We investigated the dynamics of spatial attention in an active viewing task, namely reading, and the effects of the load of target words on these dynamics. We showed that, over the course of a fixation, attention was modulated by the load of the fixated word and the upcoming word.
The load of words was manipulated by varying word frequency and the orthographic familiarity of the first trigram in words. In a variation of the dynamic-orienting paradigm (Fischer, 1999), participants read sentences or strings of words for the primary task and discriminated gaze-contingent probes - occurring with variable spatial and temporal offsets from the first fixations on words - for the secondary task. Reading was evidenced by longer fixation durations on words with lower frequencies. The accuracy of probe discrimination was used to index attention.
Early in a fixation, attention was focused on the gaze more when the fixated word was lower in frequency. This early effect of frequency was revealed for reading sentences and strings of words provided words were previewed before being fixated. Attention defocused over time and, by halfway through a fixation, orienting towards the to-be-fixated location (i.e., towards the right) began. Late in a fixation, attention had oriented more to the right of the gaze for high- than low-frequency words.

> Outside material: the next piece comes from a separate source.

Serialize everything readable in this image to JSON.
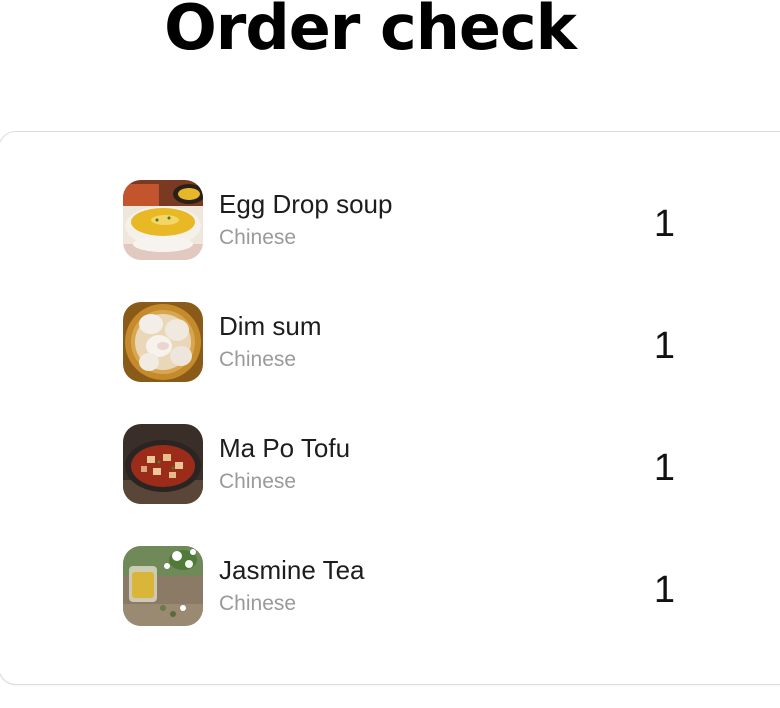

Shortly before the saccade to the upcoming word, and during preview of this word, its processing was sufficiently advanced to affect attention: specifically, less attention remained at the gaze location when the first trigram of the upcoming word was orthographically less familiar.
In sum, we showed that the moment-to-moment processing load of words affects the dynamics of spatial attention.